    In my 17 years with that particular manufacture I've occasionally seen where the circ's rotor rubs against the rotor can (caused by abnormal flow, abnormal system pressure or worn bearings as a result of abrasives in the system fluid).

    Probably time to replace the circ... Might be a good time to check things like strainers, water quality etc at the same time. If it was my system I would replace the tank with a newer bladder type and add a good air separation device. Less air, less corrosion, longer component life and improved heat transfer (efficiency). If investing a little bit, invest a little more by having a professional heating person inspect/update your system.

    You won't be disappointed and this will be a great, long term investment (corrosion doesn't only attack circs - damages boiler heat exchangers as well).
  • Paul Pollets
    Paul Pollets Member Posts: 3,429
    edited May 2020
    This system has several important issues beyond the leak, and circ noises that affect it's operation and efficiency, not to mention air. As it was mentioned above, the piping should be re-done using the "pumping away" method. Get the book, if you don't have it. The horizontal expansion tank should be replaced with a pre-charged 60g tank; Replace the circ pump, if required. Use a good air elimination device on the outlet of the supply. This boiler is a candidate for replacement, the existing piping shows it wasn't done by an expert.
  • dopey27177
    dopey27177 Member Posts: 756
    You need to purchase the book from Dan's site. The book Pumping away is needed, Also buy a book on water heating for buildings.

    Additionally, Go on line with a quality boiler manufacturer and down load the boiler installation and maintenance instructions.

    You need to know what and where all the boiler trim goes. You also need to know what all the controls and boiler trim is for.

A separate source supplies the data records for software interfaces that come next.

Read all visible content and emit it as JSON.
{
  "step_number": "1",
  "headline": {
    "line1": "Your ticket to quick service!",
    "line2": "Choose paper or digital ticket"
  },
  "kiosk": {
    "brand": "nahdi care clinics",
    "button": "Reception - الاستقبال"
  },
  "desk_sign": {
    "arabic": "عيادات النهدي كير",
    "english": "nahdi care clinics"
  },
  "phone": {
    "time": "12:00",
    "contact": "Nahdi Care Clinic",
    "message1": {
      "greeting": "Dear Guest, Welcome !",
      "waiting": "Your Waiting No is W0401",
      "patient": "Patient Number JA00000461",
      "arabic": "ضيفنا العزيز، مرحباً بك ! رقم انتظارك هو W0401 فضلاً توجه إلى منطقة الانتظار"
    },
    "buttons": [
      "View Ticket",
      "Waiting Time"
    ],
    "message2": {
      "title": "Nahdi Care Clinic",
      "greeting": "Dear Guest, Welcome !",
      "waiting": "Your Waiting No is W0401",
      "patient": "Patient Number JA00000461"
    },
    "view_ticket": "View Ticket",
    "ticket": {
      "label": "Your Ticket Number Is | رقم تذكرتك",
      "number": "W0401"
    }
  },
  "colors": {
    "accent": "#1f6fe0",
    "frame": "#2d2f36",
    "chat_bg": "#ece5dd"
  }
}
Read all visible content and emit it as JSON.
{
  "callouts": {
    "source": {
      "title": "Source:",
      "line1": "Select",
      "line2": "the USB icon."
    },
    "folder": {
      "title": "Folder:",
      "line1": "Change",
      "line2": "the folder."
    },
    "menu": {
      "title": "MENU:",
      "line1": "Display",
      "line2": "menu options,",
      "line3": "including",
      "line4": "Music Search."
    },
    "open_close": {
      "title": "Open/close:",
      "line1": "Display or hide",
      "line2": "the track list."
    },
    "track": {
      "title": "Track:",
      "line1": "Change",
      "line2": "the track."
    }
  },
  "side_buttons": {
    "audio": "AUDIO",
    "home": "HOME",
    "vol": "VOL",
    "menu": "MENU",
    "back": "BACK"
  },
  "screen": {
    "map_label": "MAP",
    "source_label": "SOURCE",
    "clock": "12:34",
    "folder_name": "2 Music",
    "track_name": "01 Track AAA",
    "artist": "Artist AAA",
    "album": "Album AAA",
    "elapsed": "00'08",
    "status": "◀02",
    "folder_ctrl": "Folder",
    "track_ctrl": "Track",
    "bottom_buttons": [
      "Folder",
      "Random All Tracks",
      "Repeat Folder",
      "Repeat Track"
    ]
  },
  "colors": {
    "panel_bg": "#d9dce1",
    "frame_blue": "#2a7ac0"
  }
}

    If and when you decide to replace the boiler, from the contractor you need a proposal listing all the things included in the job.

    The proposal should include drawings or sketches from the boiler manufacturer about the installation of the boiler.
    You must also give the contractor the drawing of pumping away even if the boiler manufacturer shows the pumps in a different location.

    As to the piping repairs thru out the building the contractors proposal needs to include by location what he is going to do.

    If you accept the proposal which will include the price and above all the boiler signature by both parties becomes a binding contract.

    Jake